▸ **Assigned task**: From the first record below to the last, retype each one exactly.

Task material: Begin

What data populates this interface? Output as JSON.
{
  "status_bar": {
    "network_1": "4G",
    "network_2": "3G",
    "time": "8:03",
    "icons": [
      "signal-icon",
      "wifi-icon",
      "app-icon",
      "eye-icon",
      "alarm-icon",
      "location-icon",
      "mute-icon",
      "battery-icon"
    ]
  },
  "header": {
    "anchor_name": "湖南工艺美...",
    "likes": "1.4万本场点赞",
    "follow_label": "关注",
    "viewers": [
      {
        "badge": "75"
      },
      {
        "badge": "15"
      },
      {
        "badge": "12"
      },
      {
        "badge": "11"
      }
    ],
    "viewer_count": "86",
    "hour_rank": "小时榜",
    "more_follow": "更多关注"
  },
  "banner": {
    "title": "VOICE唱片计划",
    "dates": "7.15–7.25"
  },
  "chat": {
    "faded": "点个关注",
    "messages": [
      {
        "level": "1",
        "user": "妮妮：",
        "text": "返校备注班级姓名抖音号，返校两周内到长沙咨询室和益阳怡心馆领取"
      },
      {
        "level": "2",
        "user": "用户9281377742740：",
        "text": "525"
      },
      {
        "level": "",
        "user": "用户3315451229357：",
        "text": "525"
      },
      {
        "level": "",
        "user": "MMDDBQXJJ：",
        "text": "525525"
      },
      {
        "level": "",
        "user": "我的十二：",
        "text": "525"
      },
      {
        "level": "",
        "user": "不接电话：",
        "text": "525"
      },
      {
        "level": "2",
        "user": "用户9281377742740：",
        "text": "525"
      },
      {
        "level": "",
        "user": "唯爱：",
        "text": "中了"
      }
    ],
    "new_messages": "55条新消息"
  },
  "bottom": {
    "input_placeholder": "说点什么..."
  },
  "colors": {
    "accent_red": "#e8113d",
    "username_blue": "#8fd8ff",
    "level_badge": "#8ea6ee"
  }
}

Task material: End

▸ **Written answer**:
What data populates this interface? Output as JSON.
{
  "status_bar": {
    "network_1": "4G",
    "network_2": "3G",
    "time": "8:03",
    "icons": [
      "signal-icon",
      "wifi-icon",
      "app-icon",
      "eye-icon",
      "alarm-icon",
      "location-icon",
      "mute-icon",
      "battery-icon"
    ]
  },
  "header": {
    "anchor_name": "湖南工艺美...",
    "likes": "1.4万本场点赞",
    "follow_label": "关注",
    "viewers": [
      {
        "badge": "75"
      },
      {
        "badge": "15"
      },
      {
        "badge": "12"
      },
      {
        "badge": "11"
      }
    ],
    "viewer_count": "86",
    "hour_rank": "小时榜",
    "more_follow": "更多关注"
  },
  "banner": {
    "title": "VOICE唱片计划",
    "dates": "7.15–7.25"
  },
  "chat": {
    "faded": "点个关注",
    "messages": [
      {
        "level": "1",
        "user": "妮妮：",
        "text": "返校备注班级姓名抖音号，返校两周内到长沙咨询室和益阳怡心馆领取"
      },
      {
        "level": "2",
        "user": "用户9281377742740：",
        "text": "525"
      },
      {
        "level": "",
        "user": "用户3315451229357：",
        "text": "525"
      },
      {
        "level": "",
        "user": "MMDDBQXJJ：",
        "text": "525525"
      },
      {
        "level": "",
        "user": "我的十二：",
        "text": "525"
      },
      {
        "level": "",
        "user": "不接电话：",
        "text": "525"
      },
      {
        "level": "2",
        "user": "用户9281377742740：",
        "text": "525"
      },
      {
        "level": "",
        "user": "唯爱：",
        "text": "中了"
      }
    ],
    "new_messages": "55条新消息"
  },
  "bottom": {
    "input_placeholder": "说点什么..."
  },
  "colors": {
    "accent_red": "#e8113d",
    "username_blue": "#8fd8ff",
    "level_badge": "#8ea6ee"
  }
}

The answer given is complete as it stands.